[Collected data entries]
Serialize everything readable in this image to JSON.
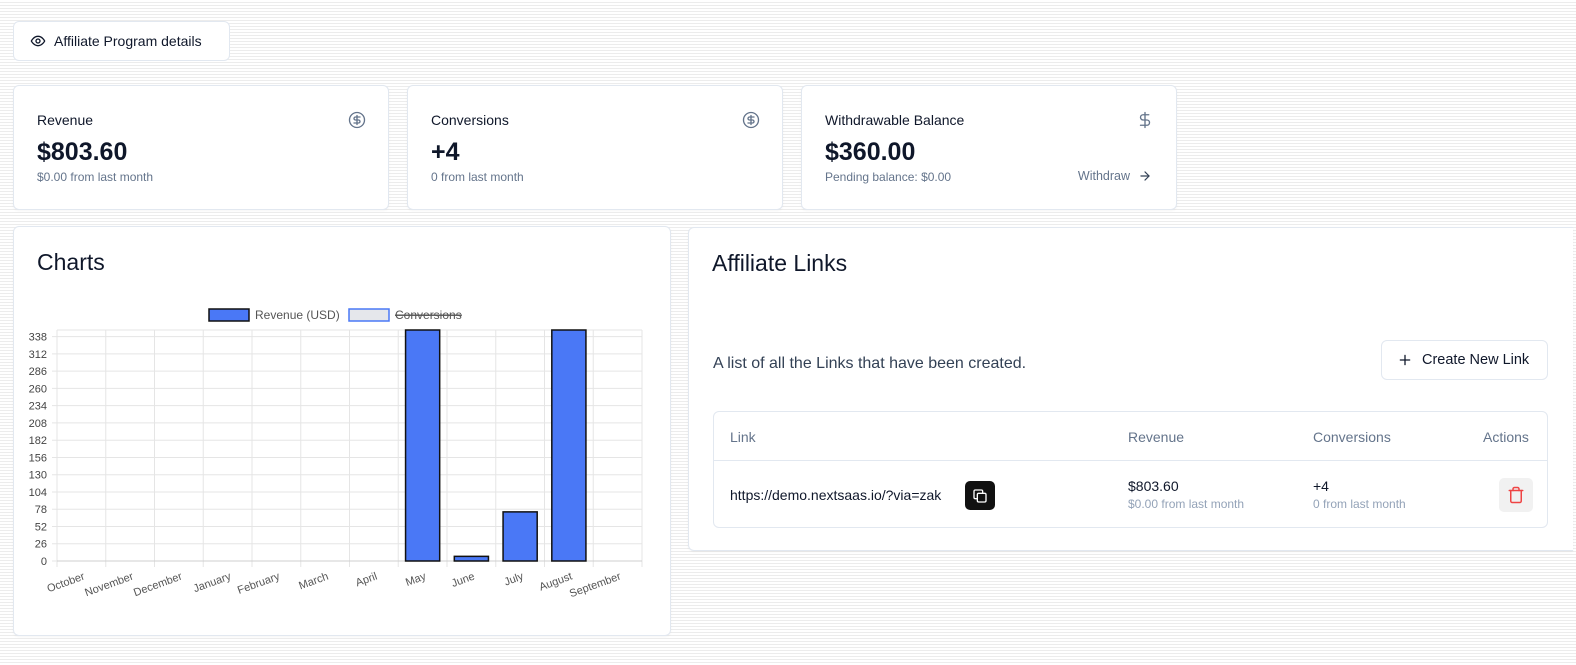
{
  "details_button": {
    "label": "Affiliate Program details",
    "icon": "eye-icon"
  },
  "stats": [
    {
      "title": "Revenue",
      "value": "$803.60",
      "sub": "$0.00 from last month",
      "icon": "circle-dollar-icon"
    },
    {
      "title": "Conversions",
      "value": "+4",
      "sub": "0 from last month",
      "icon": "circle-dollar-icon"
    },
    {
      "title": "Withdrawable Balance",
      "value": "$360.00",
      "sub": "Pending balance: $0.00",
      "icon": "dollar-sign-icon",
      "action": "Withdraw"
    }
  ],
  "charts": {
    "title": "Charts"
  },
  "links": {
    "title": "Affiliate Links",
    "description": "A list of all the Links that have been created.",
    "create_label": "Create New Link",
    "columns": [
      "Link",
      "Revenue",
      "Conversions",
      "Actions"
    ],
    "rows": [
      {
        "link": "https://demo.nextsaas.io/?via=zak",
        "revenue": "$803.60",
        "revenue_sub": "$0.00 from last month",
        "conversions": "+4",
        "conversions_sub": "0 from last month"
      }
    ]
  },
  "chart_data": {
    "type": "bar",
    "categories": [
      "October",
      "November",
      "December",
      "January",
      "February",
      "March",
      "April",
      "May",
      "June",
      "July",
      "August",
      "September"
    ],
    "series": [
      {
        "name": "Revenue (USD)",
        "values": [
          0,
          0,
          0,
          0,
          0,
          0,
          0,
          348,
          7,
          74,
          348,
          0
        ],
        "color": "#4a78f6",
        "visible": true
      },
      {
        "name": "Conversions",
        "values": [
          0,
          0,
          0,
          0,
          0,
          0,
          0,
          1,
          1,
          1,
          1,
          0
        ],
        "color": "#e5e7eb",
        "visible": false
      }
    ],
    "y_ticks": [
      0,
      26,
      52,
      78,
      104,
      130,
      156,
      182,
      208,
      234,
      260,
      286,
      312,
      338
    ],
    "ylim": [
      0,
      348
    ],
    "grid": true,
    "legend": "top-center"
  }
}
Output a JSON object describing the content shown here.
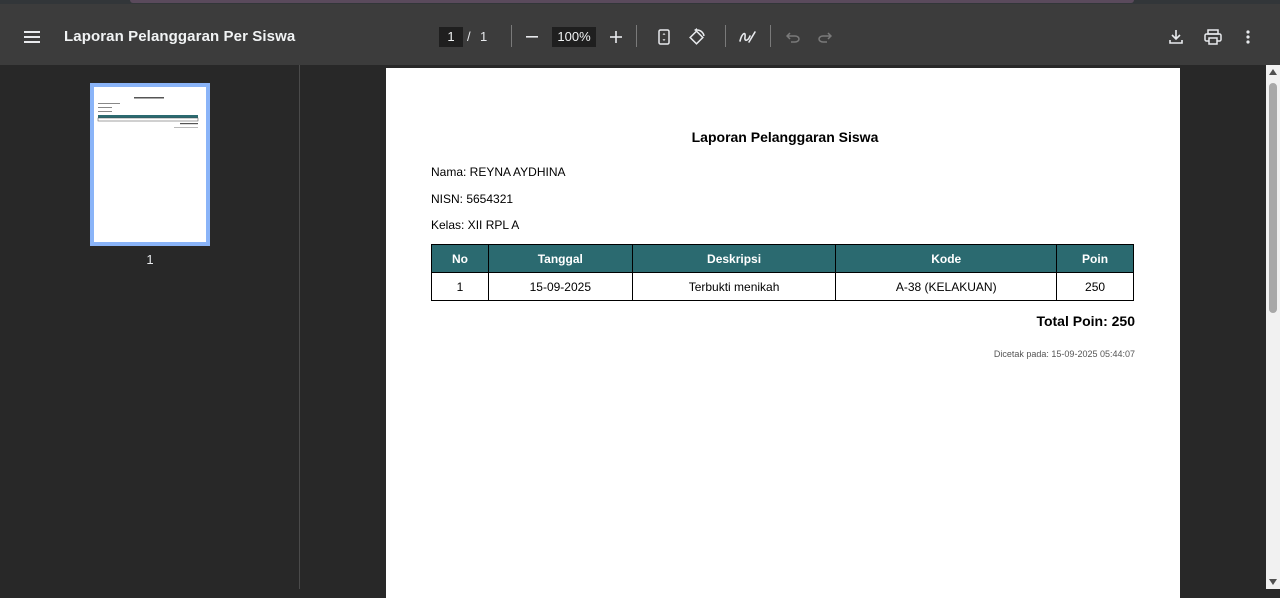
{
  "toolbar": {
    "doc_title": "Laporan Pelanggaran Per Siswa",
    "current_page": "1",
    "page_separator": "/",
    "total_pages": "1",
    "zoom": "100%"
  },
  "sidebar": {
    "thumbnails": [
      {
        "label": "1",
        "selected": true
      }
    ]
  },
  "report": {
    "title": "Laporan Pelanggaran Siswa",
    "nama": "Nama: REYNA AYDHINA",
    "nisn": "NISN: 5654321",
    "kelas": "Kelas: XII RPL A",
    "columns": [
      "No",
      "Tanggal",
      "Deskripsi",
      "Kode",
      "Poin"
    ],
    "rows": [
      [
        "1",
        "15-09-2025",
        "Terbukti menikah",
        "A-38 (KELAKUAN)",
        "250"
      ]
    ],
    "total": "Total Poin: 250",
    "printed": "Dicetak pada: 15-09-2025 05:44:07"
  },
  "colors": {
    "table_header": "#2b6a70",
    "toolbar": "#3c3c3c",
    "background": "#282828",
    "thumb_border": "#8ab4f8"
  },
  "icons": [
    "menu-icon",
    "zoom-out-icon",
    "zoom-in-icon",
    "fit-page-icon",
    "rotate-icon",
    "annotate-icon",
    "undo-icon",
    "redo-icon",
    "download-icon",
    "print-icon",
    "more-icon"
  ]
}
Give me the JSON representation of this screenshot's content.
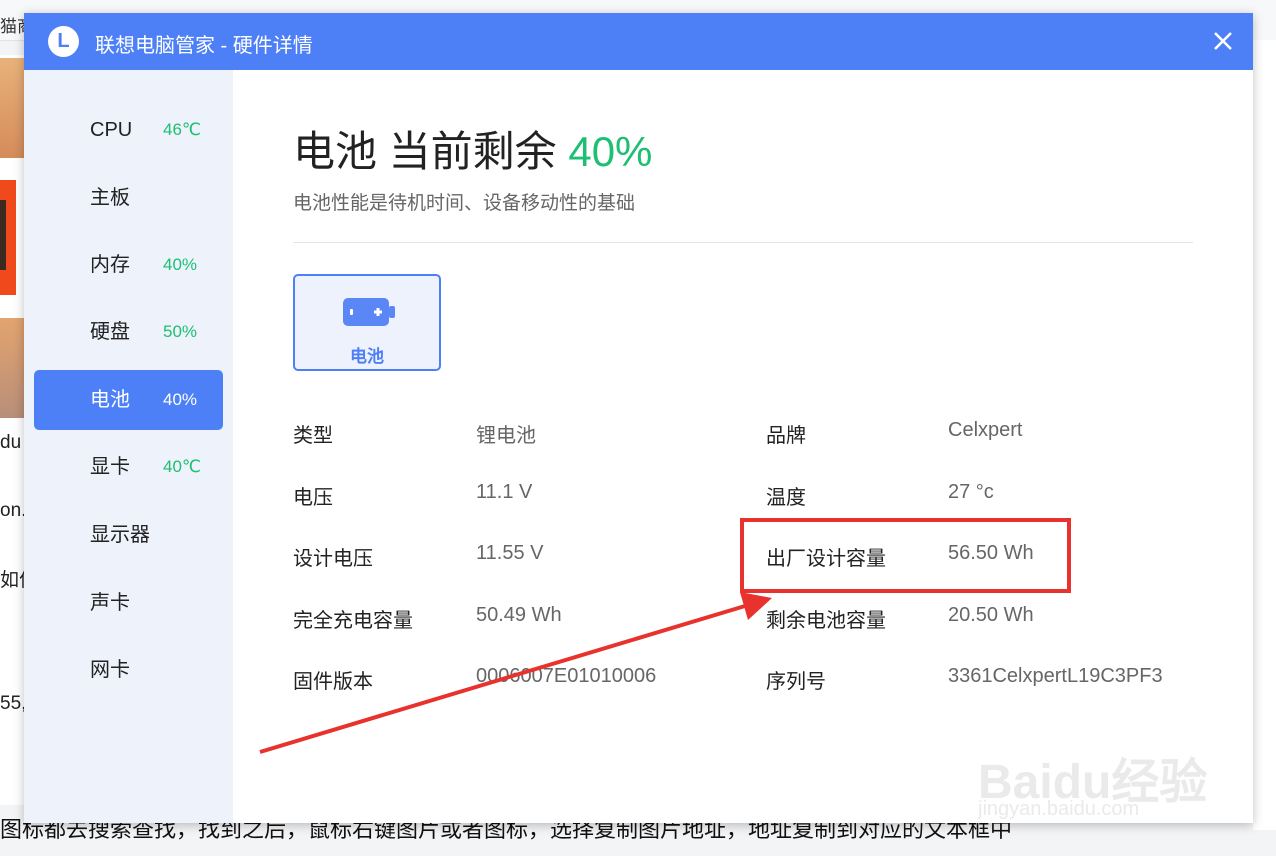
{
  "background": {
    "top_text": "猫商",
    "fragments": [
      "du",
      "on.r",
      "如何",
      "55,"
    ],
    "bottom_text": "图标都去搜索查找，找到之后，鼠标右键图片或者图标，选择复制图片地址，地址复制到对应的文本框中"
  },
  "window": {
    "logo_letter": "L",
    "title": "联想电脑管家 - 硬件详情",
    "close_icon": "close-icon"
  },
  "sidebar": {
    "items": [
      {
        "label": "CPU",
        "value": "46℃",
        "active": false
      },
      {
        "label": "主板",
        "value": "",
        "active": false
      },
      {
        "label": "内存",
        "value": "40%",
        "active": false
      },
      {
        "label": "硬盘",
        "value": "50%",
        "active": false
      },
      {
        "label": "电池",
        "value": "40%",
        "active": true
      },
      {
        "label": "显卡",
        "value": "40℃",
        "active": false
      },
      {
        "label": "显示器",
        "value": "",
        "active": false
      },
      {
        "label": "声卡",
        "value": "",
        "active": false
      },
      {
        "label": "网卡",
        "value": "",
        "active": false
      }
    ]
  },
  "main": {
    "heading_prefix": "电池 当前剩余",
    "heading_percent": "40%",
    "subtitle": "电池性能是待机时间、设备移动性的基础",
    "battery_tab_label": "电池",
    "battery_icon": "battery-icon",
    "fields_left": [
      {
        "label": "类型",
        "value": "锂电池"
      },
      {
        "label": "电压",
        "value": "11.1 V"
      },
      {
        "label": "设计电压",
        "value": "11.55 V"
      },
      {
        "label": "完全充电容量",
        "value": "50.49 Wh"
      },
      {
        "label": "固件版本",
        "value": "0006007E01010006"
      }
    ],
    "fields_right": [
      {
        "label": "品牌",
        "value": "Celxpert"
      },
      {
        "label": "温度",
        "value": "27 °c"
      },
      {
        "label": "出厂设计容量",
        "value": "56.50 Wh"
      },
      {
        "label": "剩余电池容量",
        "value": "20.50 Wh"
      },
      {
        "label": "序列号",
        "value": "3361CelxpertL19C3PF3"
      }
    ]
  },
  "watermark": {
    "text": "Baidu经验",
    "url": "jingyan.baidu.com"
  },
  "colors": {
    "accent": "#4d7ff6",
    "green": "#1dbf73",
    "highlight": "#e8322e"
  }
}
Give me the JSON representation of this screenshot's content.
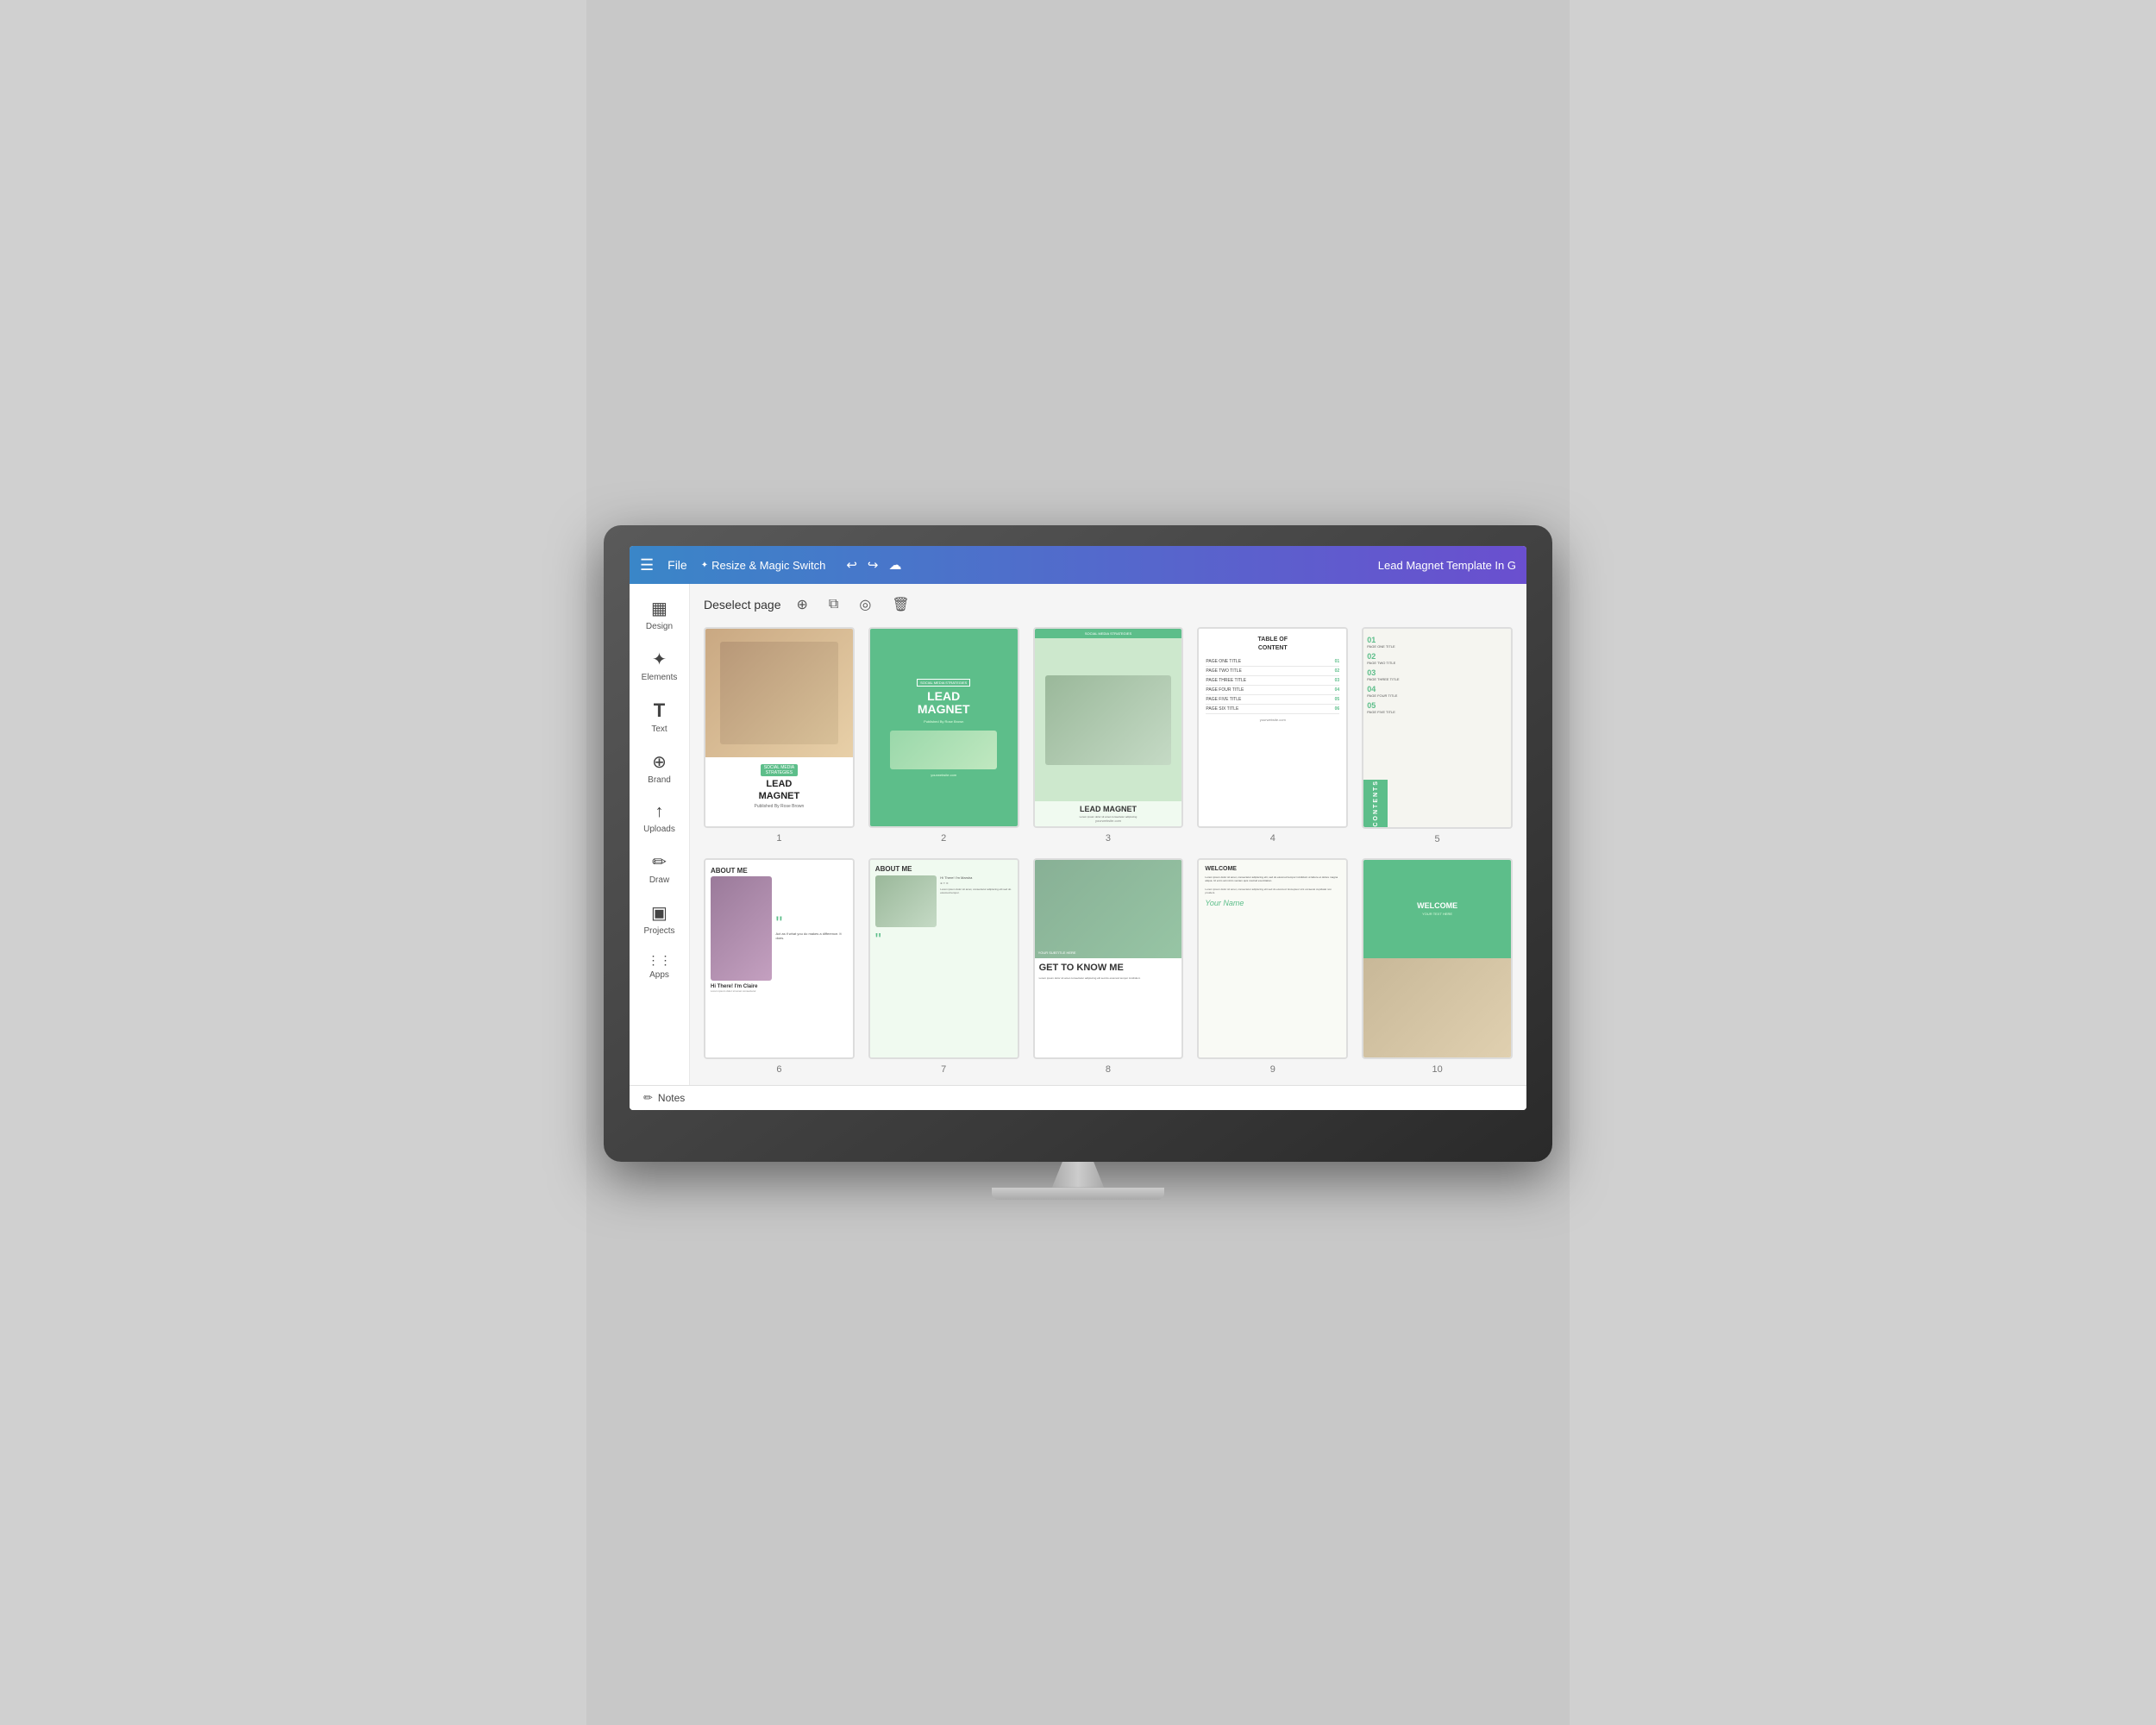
{
  "app": {
    "title": "Lead Magnet Template In G",
    "topbar": {
      "menu_label": "☰",
      "file_label": "File",
      "resize_label": "Resize & Magic Switch",
      "undo_icon": "↩",
      "redo_icon": "↪",
      "cloud_icon": "☁"
    },
    "toolbar": {
      "deselect_label": "Deselect page",
      "add_icon": "+",
      "copy_icon": "⧉",
      "hide_icon": "◎",
      "delete_icon": "🗑"
    },
    "notes_label": "Notes"
  },
  "sidebar": {
    "items": [
      {
        "id": "design",
        "label": "Design",
        "icon": "▦"
      },
      {
        "id": "elements",
        "label": "Elements",
        "icon": "✦"
      },
      {
        "id": "text",
        "label": "Text",
        "icon": "T"
      },
      {
        "id": "brand",
        "label": "Brand",
        "icon": "⊕"
      },
      {
        "id": "uploads",
        "label": "Uploads",
        "icon": "↑"
      },
      {
        "id": "draw",
        "label": "Draw",
        "icon": "✏"
      },
      {
        "id": "projects",
        "label": "Projects",
        "icon": "▣"
      },
      {
        "id": "apps",
        "label": "Apps",
        "icon": "⋮⋮"
      }
    ]
  },
  "pages": [
    {
      "num": "1",
      "tag": "SOCIAL MEDIA STRATEGIES",
      "title": "LEAD MAGNET",
      "subtitle": "Published By Rose Brown",
      "url": ""
    },
    {
      "num": "2",
      "tag": "SOCIAL MEDIA STRATEGIES",
      "title": "LEAD MAGNET",
      "subtitle": "Published By Rose Brown"
    },
    {
      "num": "3",
      "tag": "SOCIAL MEDIA STRATEGIES",
      "title": "LEAD MAGNET",
      "url": "yourwebsite.com"
    },
    {
      "num": "4",
      "title": "TABLE OF CONTENT",
      "rows": [
        {
          "title": "PAGE ONE TITLE",
          "num": "01"
        },
        {
          "title": "PAGE TWO TITLE",
          "num": "02"
        },
        {
          "title": "PAGE THREE TITLE",
          "num": "03"
        },
        {
          "title": "PAGE FOUR TITLE",
          "num": "04"
        },
        {
          "title": "PAGE FIVE TITLE",
          "num": "05"
        },
        {
          "title": "PAGE SIX TITLE",
          "num": "06"
        }
      ],
      "url": "yourwebsite.com"
    },
    {
      "num": "5",
      "items": [
        {
          "num": "01",
          "name": "PAGE ONE TITLE"
        },
        {
          "num": "02",
          "name": "PAGE TWO TITLE"
        },
        {
          "num": "03",
          "name": "PAGE THREE TITLE"
        },
        {
          "num": "04",
          "name": "PAGE FOUR TITLE"
        },
        {
          "num": "05",
          "name": "PAGE FIVE TITLE"
        }
      ],
      "sidebar_text": "CONTENTS"
    },
    {
      "num": "6",
      "title": "ABOUT ME",
      "name": "Hi There! I'm Claire",
      "quote_text": "Act as if what you do makes a difference. It does."
    },
    {
      "num": "7",
      "title": "ABOUT ME",
      "name": "Hi There! I'm Marsha"
    },
    {
      "num": "8",
      "label": "YOUR SUBTITLE HERE",
      "title": "GET TO KNOW ME"
    },
    {
      "num": "9",
      "title": "WELCOME",
      "body": "Lorem ipsum dolor sit amet, consectetur adipiscing elit, sed do eiusmod tempor incididunt ut labore et dolore magna aliqua.",
      "signature": "Your Name"
    },
    {
      "num": "10",
      "title": "WELCOME",
      "subtitle": "YOUR TEXT HERE"
    }
  ],
  "colors": {
    "primary": "#5dbe8a",
    "topbar_start": "#3a86c8",
    "topbar_end": "#6a4fcf",
    "text_dark": "#333333",
    "text_light": "#ffffff",
    "bg_light": "#f5f5f5"
  }
}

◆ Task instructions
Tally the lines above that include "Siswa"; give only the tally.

◆ Result below
2